Part of my new tour guide position is writing out a script for the cemetery. I’ve read numerous books about the actual cemetery, about the Civil War, and about Richmond, VA itself. Today, I decided I would “tackle” some light reading… as in, a mere booklet of 70 pages of Rachel Weeping III: Mourning in Nineteenth Century America, (2012), Revised 3rd Edition, by Karen Rae Mehaffey. I actually couldn’t even find a picture or notation of the actual book so the picture included in this post is one that I snapped of the front cover, along with the picture of some of the copyright information if you’re interested in purchasing the text. This is quite an interesting little book and I was all like yeah, yeah, yeah black crape and mourning jewelry I know, I know until I started reading the section "Slave Burials and African American Rituals" which is completely fascinating! African-Americans believed white was the color of mourning. Graves would be decorated with white shells based on Central Congo believes in bakulu, or the realm of the dead. Other items left on graves were pipes that were driven into the burial mounds known as "speaking tubes", statues of roosters to symbolize the sacrifices for the deceased, and MIRRORS weren't covered but placed in the cemetery to hold the spirit there. There were even Black affiliate chapters of the Masons so individuals could obtain insurance for burial services (p. 39). The booklet even includes a “Glossary of Victorian Mourning Terms”.

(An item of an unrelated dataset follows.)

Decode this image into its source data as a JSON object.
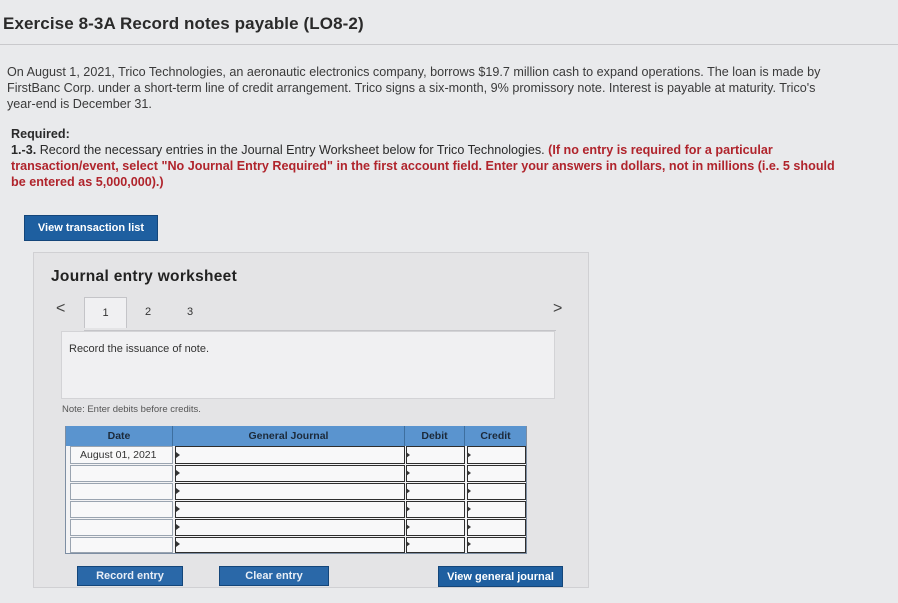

After finishing the book, I started working on my tour notes and then was completely distracted when I saw that the MET announced their fall exhibit: Death Becomes Her: A Century of Mourning Attire October 21, 2014-February 1, 2015. Talk about serendipity! This also falls into the category of planets aligning since I’m on sabbatical this fall and can actually sneak away for a day trip to NYC. Well, I mean a day trip up and probably spending the night and then… well, you get my drift.
My little black heart couldn’t be happier! And here’s how I connect mourning attire with my “gardening” theme. I have been really tending to my own personal gardening. I have been nourishing and in many ways healing myself. After all, isn’t that what winter is all about? Now that I’m in my own personal spring, I can see all these wonderful aspects of my life come together—I took back New Orleans (a long story for another day but it involved having only been to the city with two ex’s… finally in May, I traveled alone and it was the best trip ever!); I finally was hired as a tour guide to one of my all-time favorite places; and, I’ve finally earned a sabbatical which includes time for me to both write and focus on my research, and also reflect about what I want to pursue next. Right now, everything is feeling perfectly timed. Bat Fit started yesterday and just as I walked for an hour yesterday and again today (and also no alcohol), I’m also focusing on the emotional wellness. I need this. I really need all of this right now and here it is. Thank you Universe!